- _Problem_
Please count the lines in the data below that hold the word "active", and give only the number.

Interface dataset entries:
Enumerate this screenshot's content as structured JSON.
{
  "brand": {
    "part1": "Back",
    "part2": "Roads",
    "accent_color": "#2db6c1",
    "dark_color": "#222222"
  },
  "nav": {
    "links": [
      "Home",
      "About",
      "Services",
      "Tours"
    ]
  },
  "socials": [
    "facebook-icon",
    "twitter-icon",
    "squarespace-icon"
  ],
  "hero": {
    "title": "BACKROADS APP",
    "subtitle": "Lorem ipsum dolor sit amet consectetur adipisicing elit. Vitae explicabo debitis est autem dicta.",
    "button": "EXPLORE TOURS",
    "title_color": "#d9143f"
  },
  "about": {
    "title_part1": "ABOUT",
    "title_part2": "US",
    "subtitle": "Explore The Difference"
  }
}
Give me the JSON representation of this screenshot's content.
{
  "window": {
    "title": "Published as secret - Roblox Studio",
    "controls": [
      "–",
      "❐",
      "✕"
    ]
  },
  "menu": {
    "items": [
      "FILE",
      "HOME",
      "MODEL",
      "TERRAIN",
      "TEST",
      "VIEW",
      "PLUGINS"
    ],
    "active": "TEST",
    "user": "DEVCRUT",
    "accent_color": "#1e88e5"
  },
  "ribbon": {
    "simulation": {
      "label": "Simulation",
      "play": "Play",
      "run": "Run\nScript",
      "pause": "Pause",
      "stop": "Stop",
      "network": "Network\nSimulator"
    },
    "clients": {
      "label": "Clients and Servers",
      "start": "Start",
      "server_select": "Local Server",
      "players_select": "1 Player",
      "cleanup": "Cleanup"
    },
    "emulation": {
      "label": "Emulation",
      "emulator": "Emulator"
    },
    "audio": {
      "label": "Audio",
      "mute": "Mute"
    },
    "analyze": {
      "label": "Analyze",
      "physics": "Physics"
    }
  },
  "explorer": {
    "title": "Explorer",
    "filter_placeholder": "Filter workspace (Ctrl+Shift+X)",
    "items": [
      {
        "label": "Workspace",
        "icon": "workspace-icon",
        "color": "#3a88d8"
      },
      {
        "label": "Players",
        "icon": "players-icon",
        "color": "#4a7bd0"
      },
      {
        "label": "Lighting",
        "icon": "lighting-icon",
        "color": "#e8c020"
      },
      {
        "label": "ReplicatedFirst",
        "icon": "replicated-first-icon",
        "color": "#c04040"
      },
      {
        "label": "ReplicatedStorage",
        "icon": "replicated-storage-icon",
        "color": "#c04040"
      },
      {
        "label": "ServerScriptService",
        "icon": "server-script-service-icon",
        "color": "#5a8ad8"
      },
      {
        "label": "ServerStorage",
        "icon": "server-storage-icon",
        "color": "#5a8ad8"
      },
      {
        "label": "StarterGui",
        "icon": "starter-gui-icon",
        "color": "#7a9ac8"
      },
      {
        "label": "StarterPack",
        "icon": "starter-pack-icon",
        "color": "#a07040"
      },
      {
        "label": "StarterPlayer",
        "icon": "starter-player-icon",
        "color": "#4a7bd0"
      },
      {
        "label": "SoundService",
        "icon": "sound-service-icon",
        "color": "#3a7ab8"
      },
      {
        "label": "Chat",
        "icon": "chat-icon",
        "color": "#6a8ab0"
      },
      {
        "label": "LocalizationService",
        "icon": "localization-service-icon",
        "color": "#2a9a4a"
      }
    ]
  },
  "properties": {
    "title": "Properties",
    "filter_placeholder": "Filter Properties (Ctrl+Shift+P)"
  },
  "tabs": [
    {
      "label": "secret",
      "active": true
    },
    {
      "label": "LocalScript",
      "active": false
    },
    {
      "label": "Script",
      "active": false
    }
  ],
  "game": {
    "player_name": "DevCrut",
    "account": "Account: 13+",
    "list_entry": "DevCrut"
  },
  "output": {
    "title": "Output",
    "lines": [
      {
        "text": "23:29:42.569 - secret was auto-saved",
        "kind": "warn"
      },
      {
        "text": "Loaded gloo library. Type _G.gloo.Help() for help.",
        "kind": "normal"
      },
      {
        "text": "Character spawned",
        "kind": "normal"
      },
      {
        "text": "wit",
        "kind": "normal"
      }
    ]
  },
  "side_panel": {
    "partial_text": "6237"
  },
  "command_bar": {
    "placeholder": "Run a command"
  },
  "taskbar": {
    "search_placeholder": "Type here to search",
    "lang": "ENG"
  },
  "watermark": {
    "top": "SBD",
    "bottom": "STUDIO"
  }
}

- _Task response_
4